Historically, a ding against Java has been that it’s development has been relatively slow moving. In one sense, that is a good thing. Often enterprises want to ensure that the platform that they chose to develop on remains stable over a long period of time. Up until recently, major Java releases were dropped approximately every two years. While this provided for stability, it did mean that developers had to wait a long time for new features to be added to the language. Oracle has changed their release cadence beginning with Java 9. Now a new Java version is released twice per year. This means that releases are much smaller but features can be release more quickly. For companies that still want stability, Oracle is designating one release about every two years as a long term support release. These can be treated much like the older multi-year releases for those who want a longer release cycle.
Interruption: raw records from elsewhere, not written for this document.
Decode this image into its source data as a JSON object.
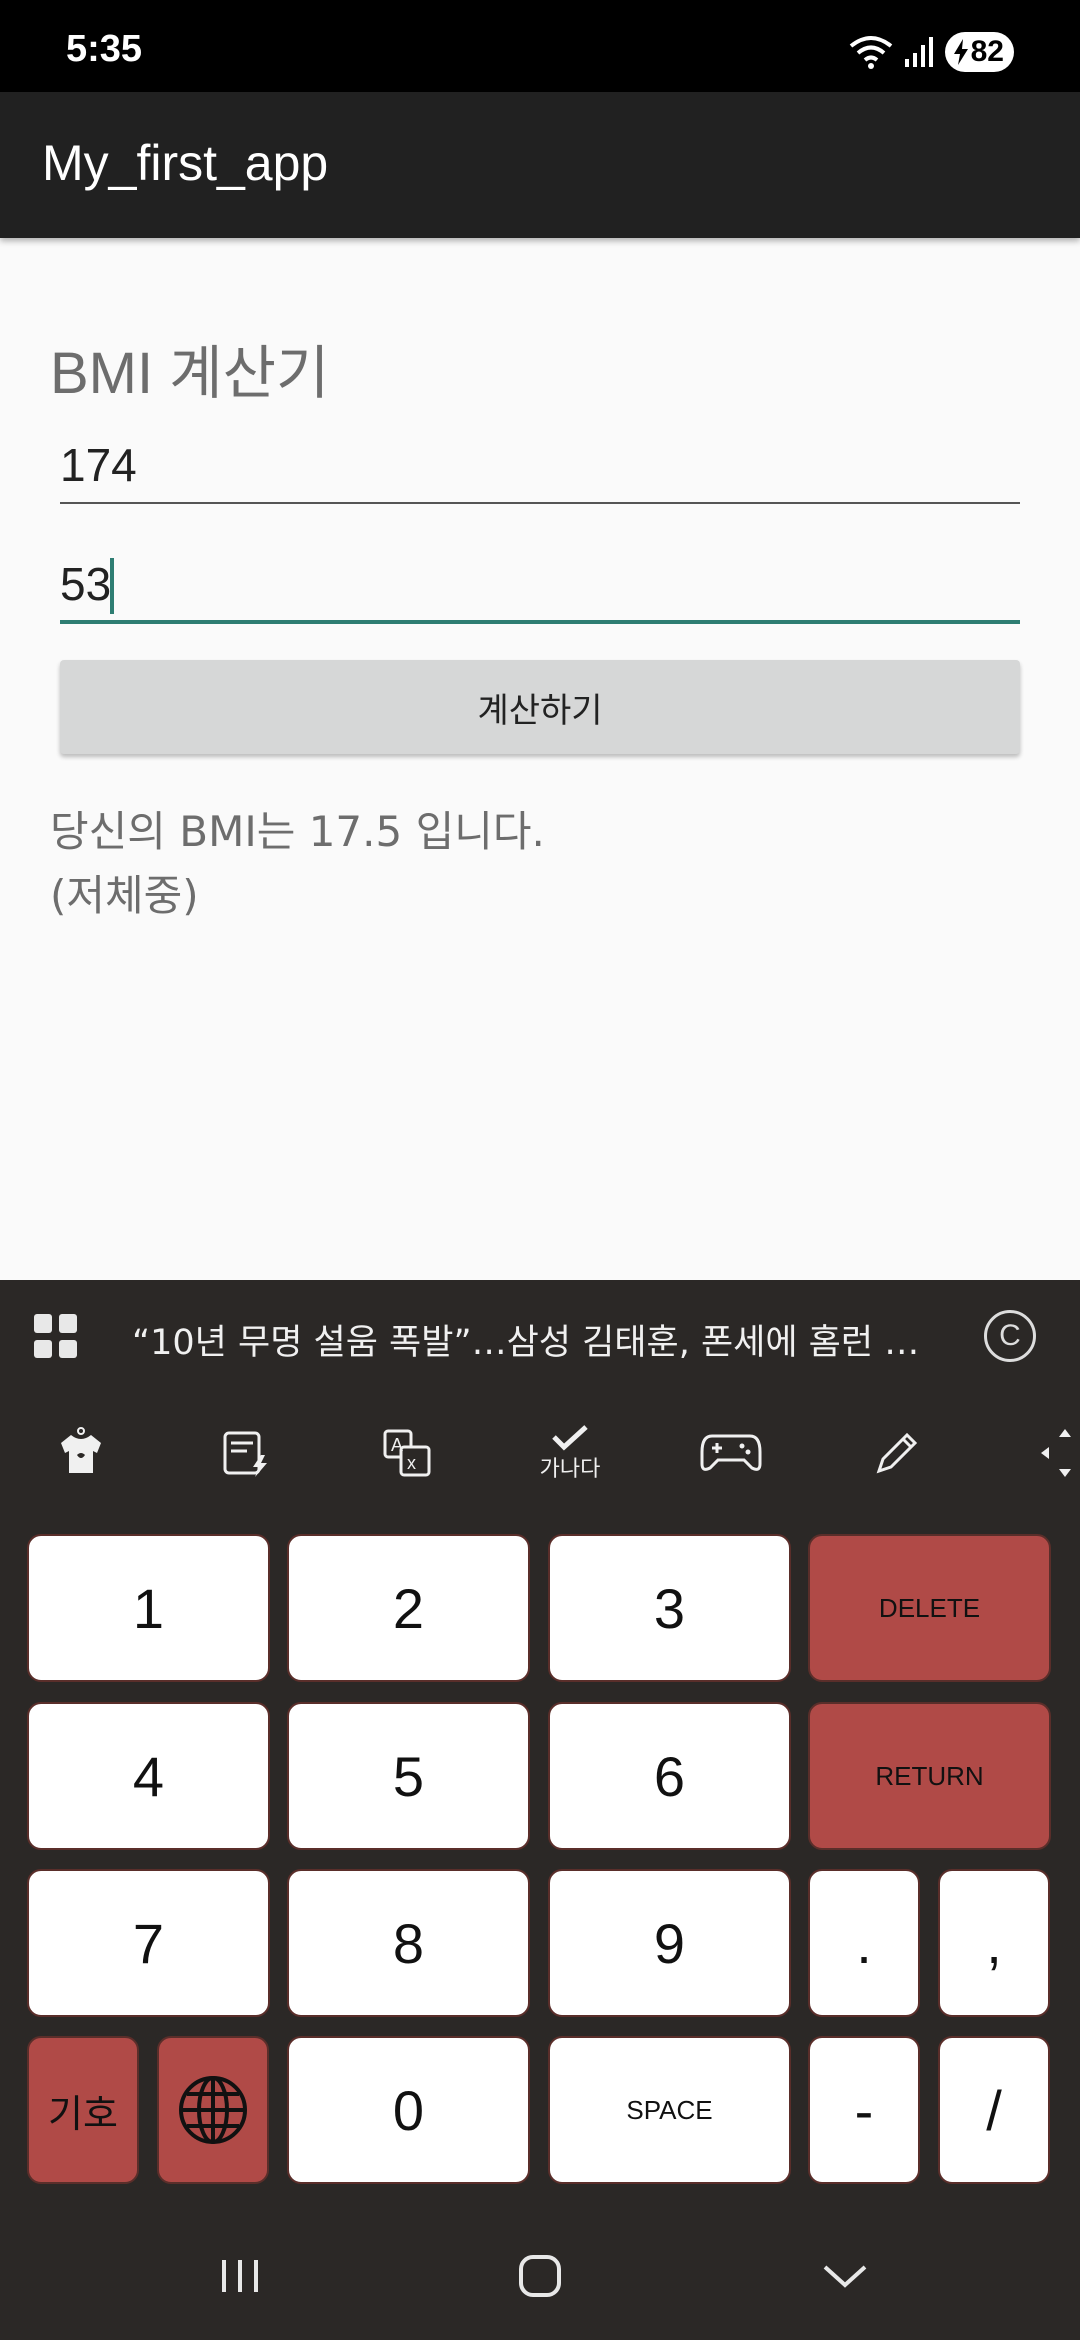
{
  "status": {
    "time": "5:35",
    "battery": "82"
  },
  "app": {
    "title": "My_first_app"
  },
  "form": {
    "heading": "BMI 계산기",
    "height_value": "174",
    "weight_value": "53",
    "calc_label": "계산하기",
    "result_line1": "당신의 BMI는 17.5 입니다.",
    "result_line2": "(저체중)"
  },
  "keyboard": {
    "news_headline": "“10년 무명 설움 폭발”…삼성 김태훈, 폰세에 홈런 …",
    "copyright": "C",
    "check_label": "가나다",
    "keys": {
      "k1": "1",
      "k2": "2",
      "k3": "3",
      "delete": "DELETE",
      "k4": "4",
      "k5": "5",
      "k6": "6",
      "return": "RETURN",
      "k7": "7",
      "k8": "8",
      "k9": "9",
      "period": ".",
      "comma": ",",
      "symbol": "기호",
      "k0": "0",
      "space": "SPACE",
      "dash": "-",
      "slash": "/"
    }
  }
}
Over the years, Java has been criticized for being a verbose language. This has improved a lot. New language features (like streams) and open source projects (like lombok) can greatly reduce the size of your code base.
Java’s type system has improved and because it is strongly typed, it can prevent a class of bugs that are much harder to avoid in dynamically typed languages.
Where To Go From Here
As I said at the start of the post, there are a lot of languages to choose from. Learning any new language can be valuable, but if you’re looking to advance your career and increase your earning potential, the Java should certainly be on your short list.
If I’ve managed to convince you that Java deserves some of your time, then subscribe to this blog. I will be writing a series of posts that will teach you how to program in Java from the ground up. Join me for the journey!